following was taken from the Der Meldeweg newsletter
& was done so with permission of the publisher.
We would like to thank him for his generosity as well
as thank all those who have contributed to this
article. It is with their efforts, we are able
to share this valuable research with the rest of you.
landser was both issued and offered for purchase a
wide variety of flatware, and these appear to fall
into four general categories:
flatware - Although this type was certainly
rarely if ever seen in the field, it was
probably the first utensil that the new
recruits would have been acquainted with
during their service in the Wehrmacht.
These items looked much like any ordinary
silverware except that they bore the Nazi
eagle (or Hoheitsabzeichen in German) on the
handles. A spoon from one of these
sets is illustrated in Diagram A. It
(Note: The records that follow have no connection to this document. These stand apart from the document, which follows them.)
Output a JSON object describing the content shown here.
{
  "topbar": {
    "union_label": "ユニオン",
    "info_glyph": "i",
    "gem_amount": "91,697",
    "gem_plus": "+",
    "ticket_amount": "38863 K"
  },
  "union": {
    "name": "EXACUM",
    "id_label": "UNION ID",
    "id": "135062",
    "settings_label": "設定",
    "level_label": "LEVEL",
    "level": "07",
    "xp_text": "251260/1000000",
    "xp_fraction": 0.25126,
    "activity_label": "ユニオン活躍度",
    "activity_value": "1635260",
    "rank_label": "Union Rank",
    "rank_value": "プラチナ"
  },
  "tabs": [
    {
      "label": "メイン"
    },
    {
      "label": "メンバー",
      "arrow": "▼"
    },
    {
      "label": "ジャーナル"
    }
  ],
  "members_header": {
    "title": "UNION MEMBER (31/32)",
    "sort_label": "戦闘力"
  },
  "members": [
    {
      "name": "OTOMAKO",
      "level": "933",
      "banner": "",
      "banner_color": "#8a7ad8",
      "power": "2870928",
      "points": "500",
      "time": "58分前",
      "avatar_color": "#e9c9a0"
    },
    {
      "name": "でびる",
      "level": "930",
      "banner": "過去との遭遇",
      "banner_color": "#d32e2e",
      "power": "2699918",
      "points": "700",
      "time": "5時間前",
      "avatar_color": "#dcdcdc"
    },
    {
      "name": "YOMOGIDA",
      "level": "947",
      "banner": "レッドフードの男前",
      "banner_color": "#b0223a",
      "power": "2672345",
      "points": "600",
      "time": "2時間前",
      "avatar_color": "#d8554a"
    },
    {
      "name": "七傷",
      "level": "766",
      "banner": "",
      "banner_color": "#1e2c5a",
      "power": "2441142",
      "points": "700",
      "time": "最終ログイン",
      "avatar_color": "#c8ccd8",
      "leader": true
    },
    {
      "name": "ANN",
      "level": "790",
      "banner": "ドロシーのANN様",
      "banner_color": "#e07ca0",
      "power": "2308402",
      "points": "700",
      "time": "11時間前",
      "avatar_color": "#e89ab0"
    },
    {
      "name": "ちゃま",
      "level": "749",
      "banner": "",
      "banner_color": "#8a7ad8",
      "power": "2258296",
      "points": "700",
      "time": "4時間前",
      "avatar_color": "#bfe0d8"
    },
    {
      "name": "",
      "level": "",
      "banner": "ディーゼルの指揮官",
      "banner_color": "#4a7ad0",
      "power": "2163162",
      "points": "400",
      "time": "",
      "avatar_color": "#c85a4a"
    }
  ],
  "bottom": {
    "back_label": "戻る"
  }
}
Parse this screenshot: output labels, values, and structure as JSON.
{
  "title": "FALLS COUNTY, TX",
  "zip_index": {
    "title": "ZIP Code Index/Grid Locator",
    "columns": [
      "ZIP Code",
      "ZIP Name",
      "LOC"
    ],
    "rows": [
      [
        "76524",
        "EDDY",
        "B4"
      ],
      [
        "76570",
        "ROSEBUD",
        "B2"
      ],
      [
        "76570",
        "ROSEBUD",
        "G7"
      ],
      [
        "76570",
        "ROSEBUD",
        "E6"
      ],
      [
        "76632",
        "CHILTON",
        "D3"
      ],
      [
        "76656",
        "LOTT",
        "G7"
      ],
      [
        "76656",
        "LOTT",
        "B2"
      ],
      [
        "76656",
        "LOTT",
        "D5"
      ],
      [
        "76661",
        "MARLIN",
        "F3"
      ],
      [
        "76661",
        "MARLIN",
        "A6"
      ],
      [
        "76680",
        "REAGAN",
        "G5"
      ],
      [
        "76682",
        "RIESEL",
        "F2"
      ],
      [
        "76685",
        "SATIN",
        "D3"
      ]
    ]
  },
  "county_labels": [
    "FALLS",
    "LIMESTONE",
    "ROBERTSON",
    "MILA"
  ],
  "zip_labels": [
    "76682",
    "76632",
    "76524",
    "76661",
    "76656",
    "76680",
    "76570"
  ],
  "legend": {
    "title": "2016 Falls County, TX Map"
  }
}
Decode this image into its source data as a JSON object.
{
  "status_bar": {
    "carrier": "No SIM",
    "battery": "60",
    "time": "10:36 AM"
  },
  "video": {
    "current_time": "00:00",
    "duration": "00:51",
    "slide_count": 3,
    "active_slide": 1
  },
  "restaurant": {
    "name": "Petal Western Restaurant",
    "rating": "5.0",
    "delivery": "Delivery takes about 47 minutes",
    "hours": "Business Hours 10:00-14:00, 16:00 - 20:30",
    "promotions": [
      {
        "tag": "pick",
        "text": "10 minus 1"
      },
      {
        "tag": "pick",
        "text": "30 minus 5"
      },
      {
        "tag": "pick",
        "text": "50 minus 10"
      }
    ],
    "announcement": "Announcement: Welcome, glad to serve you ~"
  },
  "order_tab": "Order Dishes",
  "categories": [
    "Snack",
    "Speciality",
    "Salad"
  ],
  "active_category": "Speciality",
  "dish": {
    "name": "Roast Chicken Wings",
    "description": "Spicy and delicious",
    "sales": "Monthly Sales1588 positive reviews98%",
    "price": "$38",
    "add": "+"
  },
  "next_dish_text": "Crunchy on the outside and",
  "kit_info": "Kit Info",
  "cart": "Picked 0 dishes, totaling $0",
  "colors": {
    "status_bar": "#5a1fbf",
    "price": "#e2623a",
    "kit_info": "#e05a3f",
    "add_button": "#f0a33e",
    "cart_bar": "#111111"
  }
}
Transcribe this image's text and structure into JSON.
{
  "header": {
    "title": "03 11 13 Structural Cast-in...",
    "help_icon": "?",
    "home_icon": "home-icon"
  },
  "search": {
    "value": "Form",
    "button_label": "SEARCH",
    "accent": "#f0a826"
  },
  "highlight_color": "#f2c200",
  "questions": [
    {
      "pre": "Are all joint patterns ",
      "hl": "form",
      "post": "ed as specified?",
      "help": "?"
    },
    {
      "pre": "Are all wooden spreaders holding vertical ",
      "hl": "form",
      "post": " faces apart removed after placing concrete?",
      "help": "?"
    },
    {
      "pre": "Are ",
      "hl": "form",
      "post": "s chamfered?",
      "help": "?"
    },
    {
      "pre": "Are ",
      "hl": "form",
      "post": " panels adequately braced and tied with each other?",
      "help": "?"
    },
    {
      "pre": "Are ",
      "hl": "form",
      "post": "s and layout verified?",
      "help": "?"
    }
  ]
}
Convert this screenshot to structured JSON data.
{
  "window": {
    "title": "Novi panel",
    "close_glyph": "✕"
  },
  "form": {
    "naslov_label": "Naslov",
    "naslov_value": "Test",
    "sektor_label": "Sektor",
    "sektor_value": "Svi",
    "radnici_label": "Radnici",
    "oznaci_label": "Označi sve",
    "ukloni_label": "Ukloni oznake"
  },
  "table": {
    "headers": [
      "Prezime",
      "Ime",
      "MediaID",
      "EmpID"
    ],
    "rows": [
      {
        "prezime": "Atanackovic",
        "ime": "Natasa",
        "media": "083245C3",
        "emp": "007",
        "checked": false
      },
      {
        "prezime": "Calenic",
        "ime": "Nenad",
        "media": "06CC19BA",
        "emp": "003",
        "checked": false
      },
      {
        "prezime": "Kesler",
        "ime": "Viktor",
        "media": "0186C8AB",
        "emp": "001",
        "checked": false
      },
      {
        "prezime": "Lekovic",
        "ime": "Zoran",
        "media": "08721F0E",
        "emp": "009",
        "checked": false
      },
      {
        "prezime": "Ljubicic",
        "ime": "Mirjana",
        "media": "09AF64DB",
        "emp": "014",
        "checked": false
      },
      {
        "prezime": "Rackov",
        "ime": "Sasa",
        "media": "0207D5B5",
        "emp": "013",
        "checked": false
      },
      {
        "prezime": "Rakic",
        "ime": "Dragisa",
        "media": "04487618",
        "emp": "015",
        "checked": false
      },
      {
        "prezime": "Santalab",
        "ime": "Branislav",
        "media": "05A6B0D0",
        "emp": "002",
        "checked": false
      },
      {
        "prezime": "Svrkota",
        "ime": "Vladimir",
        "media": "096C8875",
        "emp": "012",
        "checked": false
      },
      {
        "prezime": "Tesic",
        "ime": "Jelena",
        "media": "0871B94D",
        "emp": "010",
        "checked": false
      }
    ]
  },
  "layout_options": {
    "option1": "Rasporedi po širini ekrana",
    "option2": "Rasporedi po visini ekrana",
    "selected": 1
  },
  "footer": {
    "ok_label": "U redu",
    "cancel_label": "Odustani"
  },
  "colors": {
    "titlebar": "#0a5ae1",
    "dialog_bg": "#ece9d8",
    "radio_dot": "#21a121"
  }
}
was commonly made of stainless steel.
Custom and Private-Purchase types: Like
armies everywhere, the Heer was a vast pool
of customers for dealers in military
trinkets, some of these wares good, others
bad. Camp gadgets were a favorite
product of these vendors, and among the camp
gadgets bought and used by the Feldgrau were
mess utensils. One type examined
consisted of an aluminum fork and spoon held
together by a revolving clip. This
particular specimen is marked D.R.G.M. and
"GERMANY", and has documented
soldier usage as it was taken from a
surrendering German during the Siegfried
line battles in late 1944.
example resembles the famous Swiss Army style in that
it has a spoon, fork, knife and can opener all
attached to one handle and all of which fold into it.
The grips of this device are of simulated horn and the
knife blade is marked "ROSTFREI" and "SOLINGEN".
I believe this utensil actually predates WWII by quite
a few years, but was nevertheless captured from a
German soldier as in the previous example.
Fork - Spoon Combinations: This style was a
carry-over from WWI and some of the WWI types
undoubtedly saw field usage in the Second World War.
This type is also the most appropriate model for usage
by reenactors as it was the most commonly used type in
the field by the original Landser.
version resembles the style shown in Diagram B except
for the one major difference which was common to the
earlier version; this was the small hook bent into the
end of the bottom of the handle to facilitate the
carrying of the utensil in the top of the WWI
mess-kit. The WWII versions were meant to be
carried in the breadbag or pockets and did not have
variation shown in the Diagram is made of Aluminum and
has a flared handle and the Hoheitsabzeichen cast in.
It is marked "ESM" on the bottom of the
spoon handle. Another commonly seen variation of
the folder has a narrower handle and lacks the eagle.
Whereas the previous type is always aluminum, this
variation can be aluminum, stainless, tinned steel, or
Combos: This is probably the most interesting
type and it is unfortunate for the reenactor that more
of them were not used in the field.
Diagram C, the set consisted of a stainless holder/can
opener into which slid and locked a stainless knife,
and aluminum or stainless fork and an aluminum or
stainless spoon. One specimen examined which was
obviously used in the field was carried in a custom
made zippered leather case.